List of Contents
- What are different perspectives on India’s approach for the global south?
- What are the changing realities of new world order?
- What are the new perspectives of great power for the global south?
- What is India’s position with regard to the global south?
- What is the way forward for India to champion the cause of the global South?
Source– The post is based on the article “India’s G20 Presidency: Championing the Global South” published in The Indian Express on 6th December 2022.
Syllabus: GS2- International relations
Relevance– Global south and India
News– The article explains the renewed interest of international politics for the global south. It also explains India ‘s new perspective for the global south.
What are different perspectives on India’s approach for the global south?
Some people in India welcome the return to ideas like non-alignment and Third World solidarity. These influenced foreign policy of India in the past.
US and Europe, wonder if Delhi is returning to anti-Western orientation.
India’s eastern partners too are apprehensive that Delhi might privilege the “Global South”. It may downgrade the new forums like the BRICS built in recent years to promote a multipolar world.
Others think that the claim to champion the Global South are not in consonance with India’s idea of a vasudhaiva kutumbakam.
What are the changing realities of new world order?
Many of the old constructs from the second half of the 20th century were framed around the axes of West versus the East and the North versus the South. They are not aligned with the ground realities.
Consider the example of China. It has long been viewed as part of the East and the South. But, now it is the second largest economic and military power and sits at the top of the global hierarchy and has deep ties with the West.
By the 1980s, most countries had moved away from the so-called third path to economic development. They began to adopt the ideas of liberalization and globalization.
India also restructured its economy and foreign policy. India continued to participate in the NAM summits and various affiliated forums in the United Nations. Promoting Third World solidarity was not a priority for India.
What are the new perspectives of great power for the global south?
World is entering into an era of renewed great power competition for the Global South.
China sees the Global South as a huge economic and geopolitical opportunity. Its strategy has culminated into the Belt and Road Initiative.

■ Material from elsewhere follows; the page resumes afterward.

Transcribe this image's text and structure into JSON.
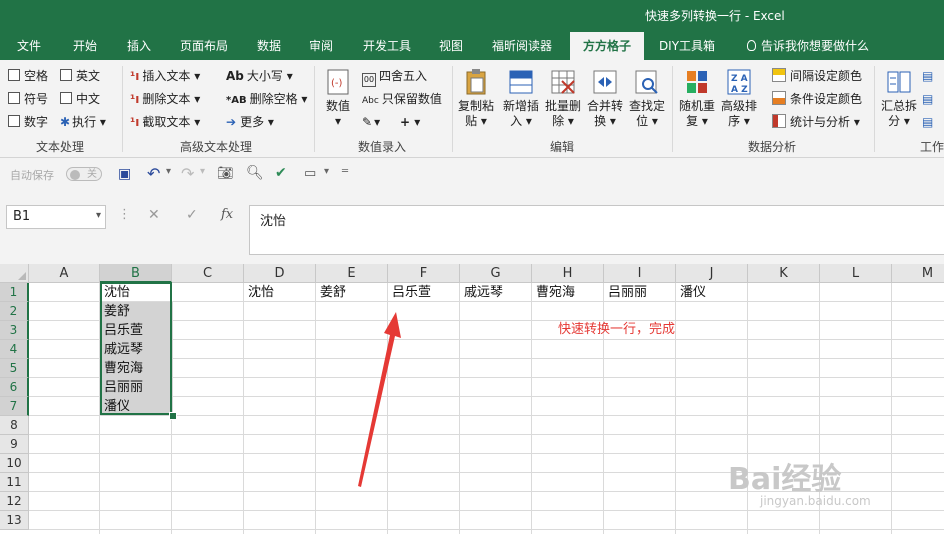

China’s new global weight is not limited to the economic domain, but also envelops the cultural, political, technological, and the military.
China is eager to exploit the setbacks to US policies in the Middle East. He will also participate in a Sino-Arab summit. His visit will highlight the growing convergence between the Arab quest for strategic diversification away from the West and Beijing’s determination to have its footprint in Arab.
US is making special efforts to reconnect with the Global South. Last June, the US sought to inject new life into the summit with the Latin American countries. Washington is hosting the African leaders to regain some influence in the dynamic continent. Over the last two years, it has also intensified the engagement with the South East Asian and South Pacific countries.
Europe has begun to offer alternatives to Belt and Road by putting down serious money for infrastructure development. If Europe ever becomes a geopolitical actor, it will be compelled to take a more strategic view of the non-Western world.
What is India’s position with regard to the global south?
India too has risen in the international hierarchy. Although it is by no means a pole in its own right, its room for international activism has grown significantly. It can put its weight behind the issues of special concern to the developing world amidst the challenges presented by deglobalisation, the pandemic and climate change.
India’s objective is not to rebuild a global trade union against the North. India is eager to become a bridge between the North and the South by focusing on practical outcomes rather than returning to old ideological battles.
In recent years, Delhi has often talked of itself as a “South Western power” that is capable of building deep partnerships with the US and Europe and at the same time, championing the interests of the Global South.
What is the way forward for India to champion the cause of the global South?
India must also come to terms with the fact that the Global South is not a coherent group and does not have a single shared agenda. There is much differentiation within the South today in terms of wealth and power, needs and capabilities. This demands a tailored Indian policy to different regions and groups of the developing world.
Championing the Global South today would demand more active Indian engagement with the messy regional politics within the developing world.